I confess. It was a bit backwards writing about how to handle indexes in development involving multiple databases without writing about handling multiple databases. It’s never too late.
In RavenDB databases are a way to isolate, not only data, but configurations as well as the location of “physical” data. Oh, and it’s fully supported in server mode.
For the amounts of data my applications handle, we are good to go with a single database, but sometimes I have found the need to have separate databases. Hint: has to do with being faster to delete a complete database and start from scratch than delete lots of documents inside an existing one.
Once you have made the choice of having multiples databases you face the challenge of consuming those databases in code.
How I use RavenDB abstractions
The two main entry points for RavenDB are the
IDocumentStore and the
IDocumentSession (I have not had the chance to use asynchronous session yet) abstractions that are injected by the IOC Container of choice. IDocumentStore is expensive to create and I usually register it as a singleton. As for the IDocumentSession I usually have one instance per request which is disposed when the request ends.
The session is heavily tied to a database so, how does one handle having multiple instances around?
The database-specific session
It is easy enough to have a marker interface that extends IDocumentSession that represents an open session to a given database and use that dependency whenever a connection to a database is needed.
Question is, how is that abstraction implemented?
Some IOCs have the ability to create types on the fly, thus obviating the need of a concrete class that implements the specific session, but I have found those too tightly coupled to the IOC and pretty code-navigation unfriendly.
I would be silly, though, to create a type that implements the interface for each database: after all, one would be implementing IDocumentSession again and again and again. Instead we can use a decorator of the IDocumentSession interface can do the trick very well. The only thing one has to keep into account when instantiating the decorator is passing on the session to the correct database.
Small help offered
rvn-izr can help with this approach by providing the “implementation” for that decorator/adapter: the
DbSessionAdapter, that is.
The adapter implements IDocumentSession, but, in my experience, I have found this interface is kind of volatile (has changed in between versions). That kind of instability made me shy away from binary dependencies for this part of rvn-izr and go the source code route instead. With this approach, the adapters are integrated in the source code of the importer and use whichever version of RavenDB the importer is using.
Does that mean that the developer has to manually implement IDocumentSession? I am afraid so. Those twenty-something methods need to be implemented. Delegated, more properly speaking.

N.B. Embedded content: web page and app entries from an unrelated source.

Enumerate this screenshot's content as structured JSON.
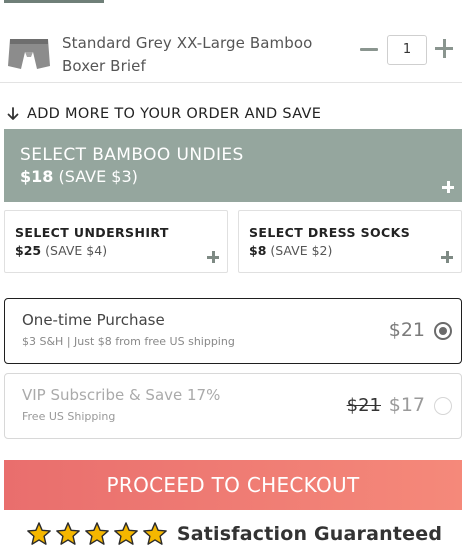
{
  "cart_item": {
    "name": "Standard Grey XX-Large Bamboo Boxer Brief",
    "quantity": "1",
    "thumbnail_icon": "boxer-brief-icon",
    "minus_icon": "minus-icon",
    "plus_icon": "plus-icon"
  },
  "upsell": {
    "heading": "ADD MORE TO YOUR ORDER AND SAVE",
    "heading_icon": "arrow-down-icon",
    "main": {
      "title": "SELECT BAMBOO UNDIES",
      "price": "$18",
      "save": "(SAVE $3)"
    },
    "cards": [
      {
        "title": "SELECT UNDERSHIRT",
        "price": "$25",
        "save": "(SAVE $4)"
      },
      {
        "title": "SELECT DRESS SOCKS",
        "price": "$8",
        "save": "(SAVE $2)"
      }
    ]
  },
  "purchase_options": [
    {
      "title": "One-time Purchase",
      "subtitle": "$3 S&H | Just $8 from free US shipping",
      "price": "$21",
      "selected": true
    },
    {
      "title": "VIP Subscribe & Save 17%",
      "subtitle": "Free US Shipping",
      "old_price": "$21",
      "price": "$17",
      "selected": false
    }
  ],
  "checkout": {
    "label": "PROCEED TO CHECKOUT"
  },
  "satisfaction": {
    "rating_stars": 5,
    "text": "Satisfaction Guaranteed"
  },
  "colors": {
    "sage_accent": "#95a69e",
    "checkout_gradient_start": "#e96e6d",
    "checkout_gradient_end": "#f5897a",
    "star_fill": "#f5b700"
  }
}
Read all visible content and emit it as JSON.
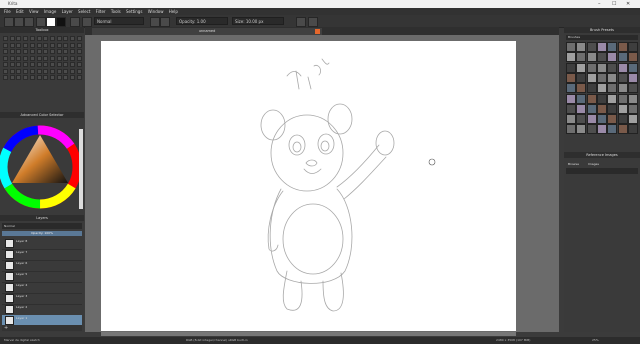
{
  "window": {
    "title": "Krita",
    "controls": [
      "–",
      "☐",
      "✕"
    ]
  },
  "menu": [
    "File",
    "Edit",
    "View",
    "Image",
    "Layer",
    "Select",
    "Filter",
    "Tools",
    "Settings",
    "Window",
    "Help"
  ],
  "toolbar": {
    "blend_mode": "Normal",
    "opacity_label": "Opacity: 1.00",
    "size_label": "Size: 10.00 px"
  },
  "panels": {
    "toolbox_title": "Toolbox",
    "color_title": "Advanced Color Selector",
    "layers_title": "Layers",
    "layers_mode": "Normal",
    "layers_opacity": "Opacity: 100%",
    "brush_title": "Brush Presets",
    "brush_filter": "Brushes",
    "ref_title": "Reference Images",
    "ref_tabs": [
      "Browse",
      "Images"
    ]
  },
  "document_tab": "unnamed",
  "layers": [
    "Layer 8",
    "Layer 7",
    "Layer 6",
    "Layer 5",
    "Layer 4",
    "Layer 3",
    "Layer 2",
    "Layer 1"
  ],
  "selected_layer_index": 7,
  "status": {
    "left": "Marvel 2e digital sketch",
    "middle": "RGB (8-bit integer/channel) sRGB built-in",
    "right": "2480 x 3508 (107 MiB)",
    "zoom": "25%"
  },
  "colors": {
    "accent": "#6a8fb0",
    "panel": "#3a3a3a"
  }
}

And you know what? It’s not a big deal. And with the right tools, one can achieve it in around 3 seconds, being a clumsy typist and even using the mouse. Here is how I do it with Resharper:
Closing the circle
And that is all. At least for sessions, for other database specific artifacts, head on to rvn-izr’s documentation and find out.